Girl Talk

Coffee Date

heartAfter batting around a few impersonal emails with an on-line dating prospect, the coffee date is what you do.  It may seem old-fashioned, but I miss the blind date.  There you had a genuine connection.  A good friend would fix you up with her husband’s old college roommate.  Two things were guaranteed: someone who knows you and knows him thought you might just hit it off – and he’s not a sociopath.  Even if you didn’t find your soulmate, it was safe to let your guard down, and maybe even enjoy yourself.  Not so with the coffee date.

We met after work at Starbuck’s.  From our emailing, I knew he was a financial analyst and although I didn’t know his last name, that he was Italian-American like me.  I was hoping for a Renaissance man…

My date was tall and attractive in his charcoal gray suit.  And he was all business.  After we sat down with our coffee, what I can only describe as my interview commenced:

“So you mentioned that you like to cook,” he began.

“Well yes, I do.”

“You make your own tomato sauce?” he prompted me.

“Ah huh.”

Then he fired off a series of follow-up questions:

“What do you put in it?  Do you slow cook it?  How do you make your eggplant parm?  You do make eggplant parm, don’t you?  And stuffed artichokes?  What about steak pizzaiola?”

I was on a job interview all right, and the job under consideration was wife.  Turning the tables was tempting.

“How are you with plumbing and electrical work?  Can you unclog a sink?  Install a ceiling fan?  Do you do your own house painting?”  I could ask.

But I didn’t.  I knew he wouldn’t get it.  Instead I just smiled and sipped my latte.

red poppy

Standard
Pop Culture

The Coffee Culture

cup of joeOn an early morning train bound for DC, I made my way to the café car.

“How’s the coffee?” I tentatively asked the guy behind the counter.

“It’s hot, brown, and there’s plenty of it,” he replied with a hint of irony.

Not exactly a ringing endorsement, but I smiled because his reference to the movie City Slickers wasn’t lost on me.

“I’ll have a small one.”

“You’ll be back for more,” he warned.

How’d he know I come from a family of java junkies?  That my dad’s addicted to his Keurig?  That my grandmother always started her day with a pot of espresso?  She’d say it wasn’t strong enough unless the spoon stood up by itself.  As for me, I started drinking coffee for medicinal purposes.  The caffeine was my first line of defense when a migraine hit.  Now, of course, I’m hooked.
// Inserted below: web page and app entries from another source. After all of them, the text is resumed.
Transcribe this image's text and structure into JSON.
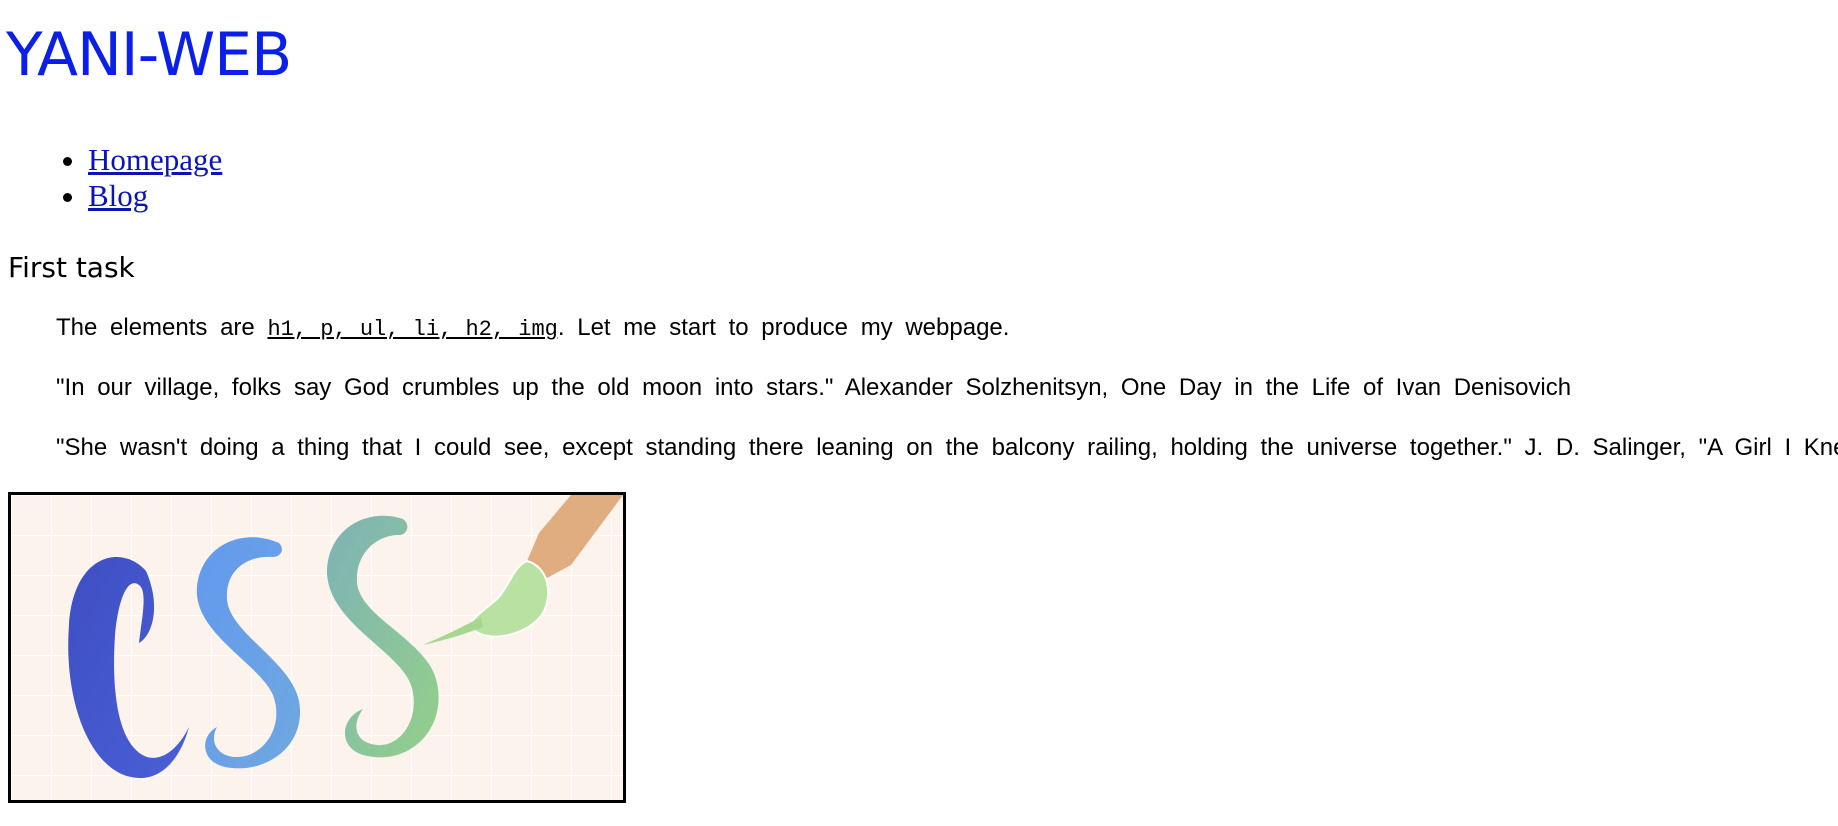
{
  "header": {
    "site_title": "YANI-WEB"
  },
  "nav": {
    "items": [
      {
        "label": "Homepage"
      },
      {
        "label": "Blog"
      }
    ]
  },
  "main": {
    "section_heading": "First task",
    "paragraph1": {
      "before": "The elements are ",
      "code": "h1, p, ul, li, h2, img",
      "after": ". Let me start to produce my webpage."
    },
    "quote1": "\"In our village, folks say God crumbles up the old moon into stars.\" Alexander Solzhenitsyn, One Day in the Life of Ivan Denisovich",
    "quote2": "\"She wasn't doing a thing that I could see, except standing there leaning on the balcony railing, holding the universe together.\" J. D. Salinger, \"A Girl I Knew\""
  },
  "image": {
    "lettering": "CSS",
    "description_icon": "css-paintbrush-logo",
    "colors": {
      "background": "#fbf3ec",
      "c_letter": "#4050c8",
      "s1_letter": "#5f97ee",
      "s2_letter": "#86c28a",
      "brush_handle": "#e0ad80",
      "brush_tip": "#b7e0a0"
    }
  }
}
As I drank what was, at best, a serviceable cup of joe, I recalled the luncheonettes of the forties and fifties where patrons sat at a counter with a proper cup and saucer and a piece of pie, and the smoked filled coffee houses of the sixties where young people congregated to talk politics and listen to folk music.  When did cars start coming equipped with cup holders so commuters could drive-through their favorite coffee chain in the morning on their way to work?  Today, teenagers are more apt to hang out at Starbucks than to try and get into a bar and, for most of us, “let’s meet for drinks” has been replaced by the “coffee date.”

The coffee culture is not only thriving – it’s taken over.  Did our 24/7 mentality cause it?  Maybe it’s because caffeine is an acceptable and legal drug.  Or because coffee just tastes and smells so damn good.

There are 30 coffee shops within an eight-block radius of my apartment.  Seriously.  I’ve counted them.  And I’m not complaining.  After all, it’s nice to have options.  So whether you like French roast, espresso, or Turkish coffee, prefer it hot or iced, frequent one of the big chains or a small indie like Thinking Cup or Wired Puppy – coffee is a must.

red poppy

Standard